Out of France and Switzerland, Traditions pour Demain is active in strengthening and valuing the cultural identity of indigenous peoples and ethnic minorities. The organization accompanies its partners on the field in Central and South America to initiate and carry out their own projects in culture, education and communication. It is also active on the advocacy side, participating in various fora at multilateral level such as at the United Nations, UNESCO, WIPO, European Commission and other organizations, standing up for the cultural rights of the indigenous peoples and the protection of cultural heritage in armed conflict situation.
Background of the organization
Established in 1986, Traditions pour Demain (Traditions for Tomorrow/Tradiciones para el Mañana) is run mainly by volunteers. The founders and heads of the NGO, French-Swiss couple Diego Gradis and Christiane Johannot-Gradis, are convinced that enhancing social cohesion in local indigenous communities, rebuilding their sense of belonging, purpose and identity, of which they were deprived by history, goes necessarily along together with the strengthening of their cultural identity. Contributing to their empowerment is indispensable in order to build a sustainable future. In parallel to field work in Latin America, Traditions pour Demain endeavours to raise awareness among governments, international organizations and NGOs, of lessons to be learnt from indigenous peoples in this era of globalization, notably on human values and environmental issues. At the same time, no romanticism such as over-idealizing the Amerindians or their culture. The organization acts as a go-between for indigenous peoples towards potential donors – members and individual donors, government agencies, NGOs, private companies and foundations such as Horizon – to whom the various projects are presented for funding. Local communities are supported in reviving their knowledge of and pride in their traditional cultural expressions, and so to be recognized as actors for their own future.

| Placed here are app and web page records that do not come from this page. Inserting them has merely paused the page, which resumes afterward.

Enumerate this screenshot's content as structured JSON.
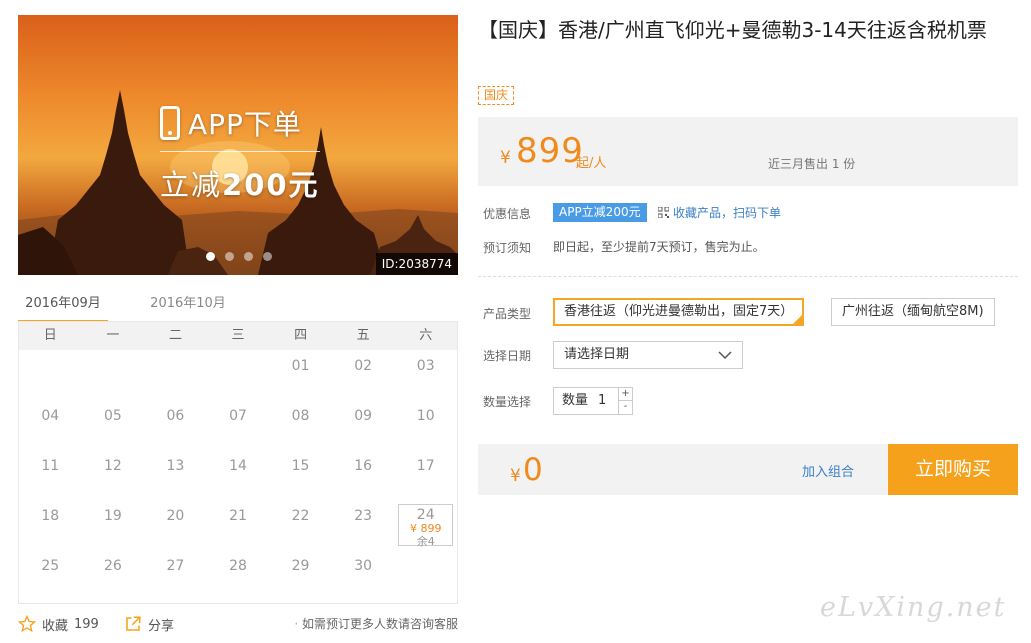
{
  "banner": {
    "promo_line1": "APP下单",
    "promo_line2_prefix": "立减",
    "promo_line2_amount": "200元",
    "id_label": "ID:2038774",
    "slide_count": 4,
    "active_slide": 1
  },
  "calendar": {
    "tabs": [
      {
        "label": "2016年09月",
        "active": true
      },
      {
        "label": "2016年10月",
        "active": false
      }
    ],
    "weekdays": [
      "日",
      "一",
      "二",
      "三",
      "四",
      "五",
      "六"
    ],
    "days": [
      "",
      "",
      "",
      "",
      "01",
      "02",
      "03",
      "04",
      "05",
      "06",
      "07",
      "08",
      "09",
      "10",
      "11",
      "12",
      "13",
      "14",
      "15",
      "16",
      "17",
      "18",
      "19",
      "20",
      "21",
      "22",
      "23",
      "24",
      "25",
      "26",
      "27",
      "28",
      "29",
      "30",
      ""
    ],
    "available": {
      "day": "24",
      "price": "¥ 899",
      "remaining": "余4"
    }
  },
  "bottom_bar": {
    "favorite_label": "收藏",
    "favorite_count": "199",
    "share_label": "分享",
    "note": "如需预订更多人数请咨询客服"
  },
  "product": {
    "title": "【国庆】香港/广州直飞仰光+曼德勒3-14天往返含税机票",
    "tag": "国庆",
    "price_currency": "¥",
    "price": "899",
    "price_unit": "起/人",
    "sold": "近三月售出 1 份"
  },
  "info": {
    "discount_label": "优惠信息",
    "app_badge": "APP立减200元",
    "fav_scan": "收藏产品，扫码下单",
    "notice_label": "预订须知",
    "notice_text": "即日起，至少提前7天预订，售完为止。"
  },
  "options": {
    "type_label": "产品类型",
    "types": [
      {
        "label": "香港往返（仰光进曼德勒出，固定7天）",
        "selected": true
      },
      {
        "label": "广州往返（缅甸航空8M)",
        "selected": false
      }
    ],
    "date_label": "选择日期",
    "date_placeholder": "请选择日期",
    "qty_label": "数量选择",
    "qty_prefix": "数量",
    "qty_value": "1",
    "plus": "+",
    "minus": "-"
  },
  "total": {
    "currency": "¥",
    "amount": "0",
    "add_combo": "加入组合",
    "buy_now": "立即购买"
  },
  "watermark": "eLvXing.net",
  "colors": {
    "accent_orange": "#f5a11c",
    "price_orange": "#f08a1c",
    "link_blue": "#3a7fc6",
    "badge_blue": "#4a9be6"
  }
}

Location and team
With the main office in the small town of Rolle, near Geneva, the team works from the distance with its counterparts in Latin America and grant makers. Besides the founders, Diego and Christiane, the permanent team is composed of Danilo, the project coordinator, Colombian and Swiss, and Luce in charge of administration and relations with the individual donors. Besides, a group of long-time volunteers, present in Europe and Latin America are cooperating in various tasks: follow-up of field projects, organisation of special events, production of documents, translation, the documentation centre, etc. A board of Directors decides on projects and long-term strategies for the organization.
Over the years, Traditions pour Demain has supported hundreds of projects in rural areas of Mexico, Honduras, Guatemala, Nicaragua, El Salvador, Costa Rica, Panama, Colombia, Ecuador, Bolivia, Peru and Chile. Projects supported concern either a wide range of traditional cultural expressions and knowledge, community-based education programs or communication. Budgets are modest and are managed by experienced grassroots organizations. Strengthening the cultural bonds of the communities and groups reinforces their coherence, without which the rural communities, and in particular the younger generation, are likely to be tempted to abandon ties with their region and culture and look for solutions in urban areas that offer, for most, very little living and working opportunities to live. Additionally various networks of resource persons and organizations in Latin America were set up.

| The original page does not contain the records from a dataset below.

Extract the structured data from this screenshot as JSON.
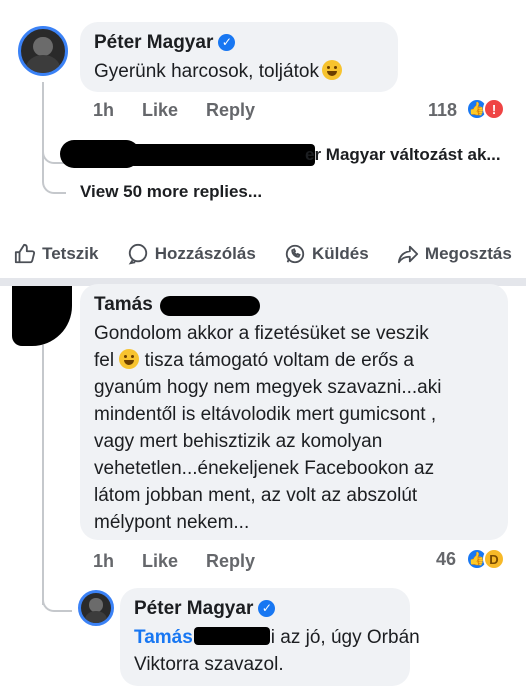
{
  "comment1": {
    "author": "Péter Magyar",
    "text": "Gyerünk harcosok, toljátok",
    "time": "1h",
    "like_label": "Like",
    "reply_label": "Reply",
    "reaction_count": "118"
  },
  "reply_preview": {
    "text": "er Magyar változást ak..."
  },
  "view_more": "View 50 more replies...",
  "actions": {
    "like": "Tetszik",
    "comment": "Hozzászólás",
    "send": "Küldés",
    "share": "Megosztás"
  },
  "comment2": {
    "author": "Tamás",
    "text_line1": "Gondolom akkor a fizetésüket se veszik",
    "text_line2a": "fel",
    "text_line2b": "tisza támogató voltam de erős a",
    "text_line3": "gyanúm hogy nem megyek szavazni...aki",
    "text_line4": "mindentől is eltávolodik mert gumicsont ,",
    "text_line5": "vagy mert behisztizik az komolyan",
    "text_line6": "vehetetlen...énekeljenek Facebookon az",
    "text_line7": "látom jobban ment, az volt az abszolút",
    "text_line8": "mélypont nekem...",
    "time": "1h",
    "like_label": "Like",
    "reply_label": "Reply",
    "reaction_count": "46"
  },
  "reply2": {
    "author": "Péter Magyar",
    "mention": "Tamás",
    "text_line1": "i az jó, úgy Orbán",
    "text_line2": "Viktorra szavazol."
  },
  "colors": {
    "accent": "#1877f2",
    "bubble": "#f0f2f5",
    "meta": "#65676b"
  }
}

Strategy for the future
After 35 years of activity, Traditions pour Demain has now entered into a transition period during which it will bring to a conclusion the ongoing projects and seek ways for the legacy of its work to be pursued further either internally or in connection with one or more organizations which would express interest to continuing the activities, although may be in a way slightly different than what it has developed since its creation. It also considers important for all the acquired knowledge, contacts and experiences to be made accessible to other interested in the dynamics Traditions pour Demain has developed.

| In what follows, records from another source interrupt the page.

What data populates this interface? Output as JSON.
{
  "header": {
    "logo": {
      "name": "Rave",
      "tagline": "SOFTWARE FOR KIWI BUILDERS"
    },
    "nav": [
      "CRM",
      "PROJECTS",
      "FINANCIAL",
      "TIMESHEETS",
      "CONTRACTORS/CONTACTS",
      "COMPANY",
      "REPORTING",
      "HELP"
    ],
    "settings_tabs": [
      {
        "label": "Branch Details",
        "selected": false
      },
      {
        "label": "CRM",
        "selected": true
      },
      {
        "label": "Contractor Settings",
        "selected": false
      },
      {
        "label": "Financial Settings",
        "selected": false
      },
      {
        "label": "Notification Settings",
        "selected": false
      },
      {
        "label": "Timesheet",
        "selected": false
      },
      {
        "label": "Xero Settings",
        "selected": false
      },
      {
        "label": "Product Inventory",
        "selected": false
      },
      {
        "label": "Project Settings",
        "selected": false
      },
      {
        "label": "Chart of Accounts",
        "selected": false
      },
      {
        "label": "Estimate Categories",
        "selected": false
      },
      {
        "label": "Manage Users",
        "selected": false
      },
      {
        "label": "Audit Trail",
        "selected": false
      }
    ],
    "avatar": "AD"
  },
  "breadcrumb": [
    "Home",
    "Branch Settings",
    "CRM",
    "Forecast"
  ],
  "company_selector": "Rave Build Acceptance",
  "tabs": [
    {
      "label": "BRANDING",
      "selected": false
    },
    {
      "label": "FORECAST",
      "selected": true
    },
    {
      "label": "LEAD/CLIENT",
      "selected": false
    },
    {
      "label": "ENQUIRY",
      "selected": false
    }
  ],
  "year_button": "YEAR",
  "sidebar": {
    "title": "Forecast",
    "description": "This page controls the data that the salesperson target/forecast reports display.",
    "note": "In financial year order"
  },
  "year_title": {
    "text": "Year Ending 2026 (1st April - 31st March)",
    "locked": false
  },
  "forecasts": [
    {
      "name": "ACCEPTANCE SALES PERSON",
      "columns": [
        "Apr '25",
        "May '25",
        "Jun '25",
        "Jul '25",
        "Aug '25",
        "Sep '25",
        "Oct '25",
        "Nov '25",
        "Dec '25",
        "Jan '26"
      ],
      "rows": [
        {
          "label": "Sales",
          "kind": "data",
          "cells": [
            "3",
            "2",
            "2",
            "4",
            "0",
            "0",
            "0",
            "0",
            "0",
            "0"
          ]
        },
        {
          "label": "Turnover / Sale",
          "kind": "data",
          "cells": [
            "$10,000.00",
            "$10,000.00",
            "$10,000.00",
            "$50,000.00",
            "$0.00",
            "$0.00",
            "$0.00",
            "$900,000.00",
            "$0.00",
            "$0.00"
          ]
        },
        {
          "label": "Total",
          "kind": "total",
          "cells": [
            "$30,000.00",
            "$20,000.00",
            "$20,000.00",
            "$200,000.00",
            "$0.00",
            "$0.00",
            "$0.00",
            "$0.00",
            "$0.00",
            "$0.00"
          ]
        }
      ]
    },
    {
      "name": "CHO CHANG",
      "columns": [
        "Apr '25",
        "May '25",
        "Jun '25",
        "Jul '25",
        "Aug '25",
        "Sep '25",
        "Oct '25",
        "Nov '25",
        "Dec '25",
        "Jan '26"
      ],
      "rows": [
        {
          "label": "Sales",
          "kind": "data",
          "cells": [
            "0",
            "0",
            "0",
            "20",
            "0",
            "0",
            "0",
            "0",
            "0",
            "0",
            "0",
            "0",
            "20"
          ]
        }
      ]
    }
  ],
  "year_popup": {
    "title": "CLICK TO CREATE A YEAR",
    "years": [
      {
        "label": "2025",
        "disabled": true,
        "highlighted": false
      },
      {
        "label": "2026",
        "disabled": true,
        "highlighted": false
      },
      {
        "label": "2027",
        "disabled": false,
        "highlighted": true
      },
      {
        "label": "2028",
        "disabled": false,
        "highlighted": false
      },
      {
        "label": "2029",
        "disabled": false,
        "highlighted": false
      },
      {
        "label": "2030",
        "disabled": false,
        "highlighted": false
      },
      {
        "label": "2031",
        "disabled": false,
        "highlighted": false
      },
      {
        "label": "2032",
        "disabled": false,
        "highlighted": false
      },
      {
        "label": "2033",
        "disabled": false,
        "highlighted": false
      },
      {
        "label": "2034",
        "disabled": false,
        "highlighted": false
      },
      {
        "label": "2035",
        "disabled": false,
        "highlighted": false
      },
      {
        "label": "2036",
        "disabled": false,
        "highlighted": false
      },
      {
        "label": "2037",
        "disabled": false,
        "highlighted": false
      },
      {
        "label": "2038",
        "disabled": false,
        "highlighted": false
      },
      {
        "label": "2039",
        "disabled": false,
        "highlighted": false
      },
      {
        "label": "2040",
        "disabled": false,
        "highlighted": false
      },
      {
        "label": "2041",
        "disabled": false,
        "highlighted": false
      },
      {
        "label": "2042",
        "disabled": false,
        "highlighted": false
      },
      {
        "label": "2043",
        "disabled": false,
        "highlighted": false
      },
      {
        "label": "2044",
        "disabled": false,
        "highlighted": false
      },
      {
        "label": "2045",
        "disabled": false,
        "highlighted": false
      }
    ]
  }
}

Relationship with Horizon
For Traditions pour Demain the path shared with Horizon since 1997 has been very important. Much beyond being a simple grant maker, Horizon has turned out to be a very special partner. Its financial support has been critical for the support of numerous projects in most countries where Traditions pour Demain has been essential, but also to facilitate the expansion of its advocacy activities. Besides, the various persons at Horizon with whom Traditions pour Demain has communicated over these years, have been essential to the organization for defining its development and adjusting to the realities of a changing world. Sharing numerous field trips both in Central and South America was also a major contribution to the building of this partnership.